Illinois Extension Educator and GSU Host Richard Hentschel talks about timely summer bulb preparation and a reminder of when to plant those winter-hardy spring bulbs if you want to see those beautiful blooms in your home landscape next spring.
Garden cleanup is the topic this week from Richard Hentschel, Illinois Extension Educator. Given our weather pattern this season, consider at least the beginnings of a cleanup effort. Some vegetables are done for the season, annual beds have lost their attractiveness, and lots of perennials have finished for the year. With less hours of daylight, getting in one or two hours during the week is enough time to at least start and then you can avoid worrying so much about weekend weather too.

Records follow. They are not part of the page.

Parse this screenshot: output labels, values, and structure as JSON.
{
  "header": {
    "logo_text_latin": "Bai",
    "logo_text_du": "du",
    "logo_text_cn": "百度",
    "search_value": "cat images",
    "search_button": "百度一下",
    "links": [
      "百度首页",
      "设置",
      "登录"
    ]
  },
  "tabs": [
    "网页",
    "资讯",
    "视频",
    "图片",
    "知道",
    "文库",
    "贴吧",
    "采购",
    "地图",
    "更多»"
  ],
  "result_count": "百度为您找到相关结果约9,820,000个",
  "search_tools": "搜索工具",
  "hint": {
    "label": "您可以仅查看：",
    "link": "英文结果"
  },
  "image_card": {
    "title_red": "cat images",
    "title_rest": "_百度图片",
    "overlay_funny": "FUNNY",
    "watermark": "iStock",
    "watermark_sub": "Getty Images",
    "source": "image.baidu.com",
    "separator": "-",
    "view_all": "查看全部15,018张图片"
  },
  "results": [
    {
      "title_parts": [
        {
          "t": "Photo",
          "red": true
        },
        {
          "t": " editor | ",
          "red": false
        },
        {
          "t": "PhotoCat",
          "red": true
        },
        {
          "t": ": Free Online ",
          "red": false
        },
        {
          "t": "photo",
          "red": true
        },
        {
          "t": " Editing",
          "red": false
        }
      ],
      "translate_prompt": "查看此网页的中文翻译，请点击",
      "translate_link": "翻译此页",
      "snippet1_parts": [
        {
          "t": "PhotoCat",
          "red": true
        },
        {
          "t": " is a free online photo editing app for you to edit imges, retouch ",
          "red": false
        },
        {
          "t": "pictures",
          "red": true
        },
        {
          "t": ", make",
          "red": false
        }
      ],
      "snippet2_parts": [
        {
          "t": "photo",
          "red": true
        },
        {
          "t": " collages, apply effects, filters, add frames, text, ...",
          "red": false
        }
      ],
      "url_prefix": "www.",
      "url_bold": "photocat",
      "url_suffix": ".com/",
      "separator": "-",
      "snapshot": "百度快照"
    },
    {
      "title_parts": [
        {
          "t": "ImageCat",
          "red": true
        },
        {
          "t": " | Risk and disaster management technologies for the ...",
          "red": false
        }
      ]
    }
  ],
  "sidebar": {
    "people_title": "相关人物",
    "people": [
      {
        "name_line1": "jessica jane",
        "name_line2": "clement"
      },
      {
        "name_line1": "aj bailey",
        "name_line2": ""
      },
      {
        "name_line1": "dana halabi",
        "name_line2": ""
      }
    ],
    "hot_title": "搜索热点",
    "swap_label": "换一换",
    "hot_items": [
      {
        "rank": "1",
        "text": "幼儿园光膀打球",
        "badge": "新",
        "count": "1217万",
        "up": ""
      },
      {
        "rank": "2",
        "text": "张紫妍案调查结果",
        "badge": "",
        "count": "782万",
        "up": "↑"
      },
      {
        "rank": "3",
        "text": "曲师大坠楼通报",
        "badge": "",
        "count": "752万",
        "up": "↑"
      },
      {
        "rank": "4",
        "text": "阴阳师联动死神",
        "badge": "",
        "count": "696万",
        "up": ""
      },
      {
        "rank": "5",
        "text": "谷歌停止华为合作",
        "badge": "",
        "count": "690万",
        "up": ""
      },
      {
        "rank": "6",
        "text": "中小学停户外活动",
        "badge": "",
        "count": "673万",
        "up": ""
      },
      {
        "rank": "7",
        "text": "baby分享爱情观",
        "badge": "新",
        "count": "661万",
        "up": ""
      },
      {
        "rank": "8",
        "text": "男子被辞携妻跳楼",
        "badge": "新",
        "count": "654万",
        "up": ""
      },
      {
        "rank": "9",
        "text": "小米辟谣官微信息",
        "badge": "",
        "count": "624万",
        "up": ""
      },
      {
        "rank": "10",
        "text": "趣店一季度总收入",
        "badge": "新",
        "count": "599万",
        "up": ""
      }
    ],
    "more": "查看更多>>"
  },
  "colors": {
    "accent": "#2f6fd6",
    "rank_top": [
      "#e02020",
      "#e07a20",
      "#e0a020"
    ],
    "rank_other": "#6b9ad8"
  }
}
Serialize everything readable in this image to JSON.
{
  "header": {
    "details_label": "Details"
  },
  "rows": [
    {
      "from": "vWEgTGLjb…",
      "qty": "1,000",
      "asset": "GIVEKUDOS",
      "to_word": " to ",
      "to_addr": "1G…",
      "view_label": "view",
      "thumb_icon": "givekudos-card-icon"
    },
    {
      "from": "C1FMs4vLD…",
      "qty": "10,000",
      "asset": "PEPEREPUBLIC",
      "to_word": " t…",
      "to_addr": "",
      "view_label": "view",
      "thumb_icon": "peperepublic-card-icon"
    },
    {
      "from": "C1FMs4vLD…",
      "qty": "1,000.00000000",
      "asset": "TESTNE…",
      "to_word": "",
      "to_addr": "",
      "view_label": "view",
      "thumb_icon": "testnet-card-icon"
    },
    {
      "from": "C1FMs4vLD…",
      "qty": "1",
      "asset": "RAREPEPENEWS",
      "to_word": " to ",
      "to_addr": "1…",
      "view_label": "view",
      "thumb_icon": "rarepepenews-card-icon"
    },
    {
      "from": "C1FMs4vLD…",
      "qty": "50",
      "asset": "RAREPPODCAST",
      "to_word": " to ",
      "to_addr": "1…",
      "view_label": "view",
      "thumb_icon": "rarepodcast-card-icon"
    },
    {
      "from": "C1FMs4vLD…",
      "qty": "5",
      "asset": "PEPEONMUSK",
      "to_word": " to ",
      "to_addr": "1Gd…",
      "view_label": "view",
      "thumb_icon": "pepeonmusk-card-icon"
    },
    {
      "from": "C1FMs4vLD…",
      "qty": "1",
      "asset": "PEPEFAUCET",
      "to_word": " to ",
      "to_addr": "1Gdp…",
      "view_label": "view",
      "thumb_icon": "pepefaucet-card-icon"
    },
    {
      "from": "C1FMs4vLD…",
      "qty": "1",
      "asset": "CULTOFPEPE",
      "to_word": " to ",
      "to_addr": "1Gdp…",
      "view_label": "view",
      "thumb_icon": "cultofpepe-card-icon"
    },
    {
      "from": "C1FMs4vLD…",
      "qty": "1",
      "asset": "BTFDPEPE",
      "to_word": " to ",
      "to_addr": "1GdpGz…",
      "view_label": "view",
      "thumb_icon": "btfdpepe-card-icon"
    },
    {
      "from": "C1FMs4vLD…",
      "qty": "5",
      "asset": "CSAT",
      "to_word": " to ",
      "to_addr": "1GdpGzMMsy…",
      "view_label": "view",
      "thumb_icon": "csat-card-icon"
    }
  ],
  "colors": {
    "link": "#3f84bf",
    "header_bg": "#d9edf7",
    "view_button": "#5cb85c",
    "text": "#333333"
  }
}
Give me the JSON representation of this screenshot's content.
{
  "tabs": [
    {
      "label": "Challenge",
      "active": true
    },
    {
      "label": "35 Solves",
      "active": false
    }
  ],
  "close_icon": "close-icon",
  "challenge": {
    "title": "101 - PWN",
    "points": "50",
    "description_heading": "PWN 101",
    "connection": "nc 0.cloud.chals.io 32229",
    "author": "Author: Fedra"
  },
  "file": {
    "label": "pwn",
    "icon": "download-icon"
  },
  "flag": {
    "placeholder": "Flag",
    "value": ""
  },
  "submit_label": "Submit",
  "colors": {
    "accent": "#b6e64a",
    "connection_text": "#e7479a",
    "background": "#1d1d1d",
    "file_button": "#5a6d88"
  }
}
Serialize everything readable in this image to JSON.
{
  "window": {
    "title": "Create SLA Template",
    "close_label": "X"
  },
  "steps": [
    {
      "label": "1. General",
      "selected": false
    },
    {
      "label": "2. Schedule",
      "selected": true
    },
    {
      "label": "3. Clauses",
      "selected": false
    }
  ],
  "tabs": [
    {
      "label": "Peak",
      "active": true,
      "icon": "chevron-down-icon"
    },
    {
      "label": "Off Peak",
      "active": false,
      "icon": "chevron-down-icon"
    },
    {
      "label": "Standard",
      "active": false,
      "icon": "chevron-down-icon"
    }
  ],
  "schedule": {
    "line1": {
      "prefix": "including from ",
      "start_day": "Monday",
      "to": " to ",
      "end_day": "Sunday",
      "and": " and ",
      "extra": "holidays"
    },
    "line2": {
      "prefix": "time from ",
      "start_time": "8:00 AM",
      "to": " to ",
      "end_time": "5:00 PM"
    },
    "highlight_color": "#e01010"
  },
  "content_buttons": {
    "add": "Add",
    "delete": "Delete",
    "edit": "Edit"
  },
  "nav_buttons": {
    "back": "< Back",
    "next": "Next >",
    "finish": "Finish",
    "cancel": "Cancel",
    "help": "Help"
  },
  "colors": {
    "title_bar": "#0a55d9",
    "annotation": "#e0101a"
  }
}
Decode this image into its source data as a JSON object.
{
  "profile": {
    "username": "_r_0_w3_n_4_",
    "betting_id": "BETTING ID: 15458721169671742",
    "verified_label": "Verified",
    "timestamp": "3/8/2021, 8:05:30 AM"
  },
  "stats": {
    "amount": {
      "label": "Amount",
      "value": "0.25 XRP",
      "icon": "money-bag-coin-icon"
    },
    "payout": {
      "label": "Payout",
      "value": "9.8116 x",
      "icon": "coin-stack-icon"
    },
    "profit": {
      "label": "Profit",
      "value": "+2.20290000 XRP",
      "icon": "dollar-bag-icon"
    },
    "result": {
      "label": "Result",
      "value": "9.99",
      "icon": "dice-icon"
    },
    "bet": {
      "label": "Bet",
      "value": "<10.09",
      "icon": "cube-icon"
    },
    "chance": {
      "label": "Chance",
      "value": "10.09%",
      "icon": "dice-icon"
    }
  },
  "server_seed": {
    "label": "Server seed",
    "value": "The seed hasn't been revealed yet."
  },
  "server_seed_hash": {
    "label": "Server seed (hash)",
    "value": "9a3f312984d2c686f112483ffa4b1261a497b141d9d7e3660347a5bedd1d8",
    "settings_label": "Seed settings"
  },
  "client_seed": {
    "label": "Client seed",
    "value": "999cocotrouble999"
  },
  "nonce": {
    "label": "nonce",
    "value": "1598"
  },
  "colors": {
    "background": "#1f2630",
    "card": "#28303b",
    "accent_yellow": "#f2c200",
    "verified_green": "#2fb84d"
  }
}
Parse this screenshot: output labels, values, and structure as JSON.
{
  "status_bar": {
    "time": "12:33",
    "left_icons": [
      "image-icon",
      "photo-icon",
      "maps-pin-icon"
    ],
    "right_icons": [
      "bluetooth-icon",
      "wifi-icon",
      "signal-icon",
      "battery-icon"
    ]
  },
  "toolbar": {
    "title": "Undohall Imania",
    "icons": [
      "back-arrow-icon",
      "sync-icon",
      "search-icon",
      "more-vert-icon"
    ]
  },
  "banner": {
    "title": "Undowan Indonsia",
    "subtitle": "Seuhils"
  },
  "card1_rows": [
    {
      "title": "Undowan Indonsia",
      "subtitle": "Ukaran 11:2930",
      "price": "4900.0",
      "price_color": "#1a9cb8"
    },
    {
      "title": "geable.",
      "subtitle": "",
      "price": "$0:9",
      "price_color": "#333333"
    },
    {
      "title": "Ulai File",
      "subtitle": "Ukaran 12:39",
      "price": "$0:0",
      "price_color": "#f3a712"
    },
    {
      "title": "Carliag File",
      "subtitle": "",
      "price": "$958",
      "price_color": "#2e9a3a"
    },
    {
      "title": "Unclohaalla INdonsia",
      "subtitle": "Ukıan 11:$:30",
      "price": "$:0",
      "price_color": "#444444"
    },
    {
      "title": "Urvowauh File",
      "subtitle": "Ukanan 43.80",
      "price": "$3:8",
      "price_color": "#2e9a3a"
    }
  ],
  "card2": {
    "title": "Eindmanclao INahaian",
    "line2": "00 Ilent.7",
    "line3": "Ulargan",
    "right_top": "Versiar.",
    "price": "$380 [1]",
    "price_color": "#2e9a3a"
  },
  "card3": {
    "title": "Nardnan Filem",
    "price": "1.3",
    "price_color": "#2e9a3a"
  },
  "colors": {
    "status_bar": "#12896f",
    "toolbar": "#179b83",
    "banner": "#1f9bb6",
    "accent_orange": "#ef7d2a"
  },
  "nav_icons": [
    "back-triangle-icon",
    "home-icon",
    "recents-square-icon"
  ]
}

Green Side Up host Richard Hentschel talks about the increased amounts of decay fungi present during this season due to the weather patterns. Cool, moist conditions really promote natural decay. Sometimes seeing those mushrooms in the landscape are telltale signs of hidden trouble like root, crown and trunk decay. Some decay fungi are less concerning like slime molds in mulched landscape beds or mushroom in the lawn following the decaying roots left behind after tree removal.
Host Richard Hentschel discusses vegetable gardening late into the season. Hardy crops will continue until a hard frost or light freeze, some crops like Swiss Chard will continue to grow even after that. Sowing greens like spinach and lettuces for a harvest of microgreens can easily be done. Season extenders get those warm season vegetables like peppers and tomatoes a few more weeks of productive growth.
Green Side Up host Richard Hentscel discusses a common fruit problem on tomatoes called Blossom End Rot. Blossom End Rot is not really a disease, but rather a nutrition issue for younger tomato plants in certain growing conditions. Tune in to learn more: